Start of Block

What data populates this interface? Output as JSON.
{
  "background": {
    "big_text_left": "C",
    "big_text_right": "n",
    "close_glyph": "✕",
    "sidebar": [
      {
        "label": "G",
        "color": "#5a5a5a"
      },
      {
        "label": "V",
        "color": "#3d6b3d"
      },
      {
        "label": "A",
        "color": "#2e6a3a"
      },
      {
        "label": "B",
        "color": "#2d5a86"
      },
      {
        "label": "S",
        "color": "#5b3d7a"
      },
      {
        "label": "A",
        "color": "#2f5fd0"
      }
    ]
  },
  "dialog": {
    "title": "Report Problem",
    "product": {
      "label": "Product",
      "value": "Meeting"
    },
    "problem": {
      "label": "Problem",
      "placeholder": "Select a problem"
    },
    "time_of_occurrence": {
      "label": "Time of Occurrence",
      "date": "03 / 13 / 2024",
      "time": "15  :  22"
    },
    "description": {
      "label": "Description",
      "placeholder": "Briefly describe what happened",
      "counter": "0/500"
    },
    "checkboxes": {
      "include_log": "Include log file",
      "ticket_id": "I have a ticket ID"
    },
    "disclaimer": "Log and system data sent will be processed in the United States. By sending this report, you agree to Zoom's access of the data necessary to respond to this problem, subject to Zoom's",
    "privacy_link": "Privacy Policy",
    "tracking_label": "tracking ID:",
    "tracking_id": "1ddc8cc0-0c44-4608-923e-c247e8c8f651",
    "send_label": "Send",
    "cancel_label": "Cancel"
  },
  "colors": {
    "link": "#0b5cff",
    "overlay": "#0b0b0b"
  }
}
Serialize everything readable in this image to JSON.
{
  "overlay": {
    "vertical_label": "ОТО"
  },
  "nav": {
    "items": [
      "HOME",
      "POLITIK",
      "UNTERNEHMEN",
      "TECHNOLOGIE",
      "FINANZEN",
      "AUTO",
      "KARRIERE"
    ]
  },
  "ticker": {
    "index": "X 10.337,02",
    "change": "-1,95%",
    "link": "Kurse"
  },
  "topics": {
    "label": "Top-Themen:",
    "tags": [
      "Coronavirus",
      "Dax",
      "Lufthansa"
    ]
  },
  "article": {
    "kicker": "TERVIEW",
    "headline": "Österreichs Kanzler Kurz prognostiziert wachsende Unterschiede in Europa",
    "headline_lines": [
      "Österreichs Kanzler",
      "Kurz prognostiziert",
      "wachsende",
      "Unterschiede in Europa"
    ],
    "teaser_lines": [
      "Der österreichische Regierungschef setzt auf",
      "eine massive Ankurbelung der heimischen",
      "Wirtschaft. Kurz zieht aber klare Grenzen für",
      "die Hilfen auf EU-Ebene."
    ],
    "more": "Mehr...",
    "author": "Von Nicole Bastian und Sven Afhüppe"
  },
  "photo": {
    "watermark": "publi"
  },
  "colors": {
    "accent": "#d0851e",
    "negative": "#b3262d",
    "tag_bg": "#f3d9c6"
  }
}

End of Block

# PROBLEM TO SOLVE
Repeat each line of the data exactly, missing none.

# REPLY
What data populates this interface? Output as JSON.
{
  "background": {
    "big_text_left": "C",
    "big_text_right": "n",
    "close_glyph": "✕",
    "sidebar": [
      {
        "label": "G",
        "color": "#5a5a5a"
      },
      {
        "label": "V",
        "color": "#3d6b3d"
      },
      {
        "label": "A",
        "color": "#2e6a3a"
      },
      {
        "label": "B",
        "color": "#2d5a86"
      },
      {
        "label": "S",
        "color": "#5b3d7a"
      },
      {
        "label": "A",
        "color": "#2f5fd0"
      }
    ]
  },
  "dialog": {
    "title": "Report Problem",
    "product": {
      "label": "Product",
      "value": "Meeting"
    },
    "problem": {
      "label": "Problem",
      "placeholder": "Select a problem"
    },
    "time_of_occurrence": {
      "label": "Time of Occurrence",
      "date": "03 / 13 / 2024",
      "time": "15  :  22"
    },
    "description": {
      "label": "Description",
      "placeholder": "Briefly describe what happened",
      "counter": "0/500"
    },
    "checkboxes": {
      "include_log": "Include log file",
      "ticket_id": "I have a ticket ID"
    },
    "disclaimer": "Log and system data sent will be processed in the United States. By sending this report, you agree to Zoom's access of the data necessary to respond to this problem, subject to Zoom's",
    "privacy_link": "Privacy Policy",
    "tracking_label": "tracking ID:",
    "tracking_id": "1ddc8cc0-0c44-4608-923e-c247e8c8f651",
    "send_label": "Send",
    "cancel_label": "Cancel"
  },
  "colors": {
    "link": "#0b5cff",
    "overlay": "#0b0b0b"
  }
}
Serialize everything readable in this image to JSON.
{
  "overlay": {
    "vertical_label": "ОТО"
  },
  "nav": {
    "items": [
      "HOME",
      "POLITIK",
      "UNTERNEHMEN",
      "TECHNOLOGIE",
      "FINANZEN",
      "AUTO",
      "KARRIERE"
    ]
  },
  "ticker": {
    "index": "X 10.337,02",
    "change": "-1,95%",
    "link": "Kurse"
  },
  "topics": {
    "label": "Top-Themen:",
    "tags": [
      "Coronavirus",
      "Dax",
      "Lufthansa"
    ]
  },
  "article": {
    "kicker": "TERVIEW",
    "headline": "Österreichs Kanzler Kurz prognostiziert wachsende Unterschiede in Europa",
    "headline_lines": [
      "Österreichs Kanzler",
      "Kurz prognostiziert",
      "wachsende",
      "Unterschiede in Europa"
    ],
    "teaser_lines": [
      "Der österreichische Regierungschef setzt auf",
      "eine massive Ankurbelung der heimischen",
      "Wirtschaft. Kurz zieht aber klare Grenzen für",
      "die Hilfen auf EU-Ebene."
    ],
    "more": "Mehr...",
    "author": "Von Nicole Bastian und Sven Afhüppe"
  },
  "photo": {
    "watermark": "publi"
  },
  "colors": {
    "accent": "#d0851e",
    "negative": "#b3262d",
    "tag_bg": "#f3d9c6"
  }
}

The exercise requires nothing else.